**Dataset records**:
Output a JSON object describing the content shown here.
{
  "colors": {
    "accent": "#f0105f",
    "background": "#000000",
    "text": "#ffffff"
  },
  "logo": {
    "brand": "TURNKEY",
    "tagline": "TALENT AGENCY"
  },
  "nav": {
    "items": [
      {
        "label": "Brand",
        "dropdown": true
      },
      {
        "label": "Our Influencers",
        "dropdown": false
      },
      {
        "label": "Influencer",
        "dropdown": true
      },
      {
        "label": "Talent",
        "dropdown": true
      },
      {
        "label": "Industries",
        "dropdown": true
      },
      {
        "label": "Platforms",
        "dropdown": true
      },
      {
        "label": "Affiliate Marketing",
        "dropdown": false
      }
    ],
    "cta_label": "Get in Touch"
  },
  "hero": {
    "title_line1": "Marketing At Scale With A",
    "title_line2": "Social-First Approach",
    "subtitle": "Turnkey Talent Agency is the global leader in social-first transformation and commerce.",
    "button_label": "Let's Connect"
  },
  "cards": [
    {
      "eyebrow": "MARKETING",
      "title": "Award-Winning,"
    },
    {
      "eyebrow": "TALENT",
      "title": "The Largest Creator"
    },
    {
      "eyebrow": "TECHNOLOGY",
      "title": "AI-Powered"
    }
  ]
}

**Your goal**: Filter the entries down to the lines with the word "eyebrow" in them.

**Solution**:
      "eyebrow": "MARKETING",
      "eyebrow": "TALENT",
      "eyebrow": "TECHNOLOGY",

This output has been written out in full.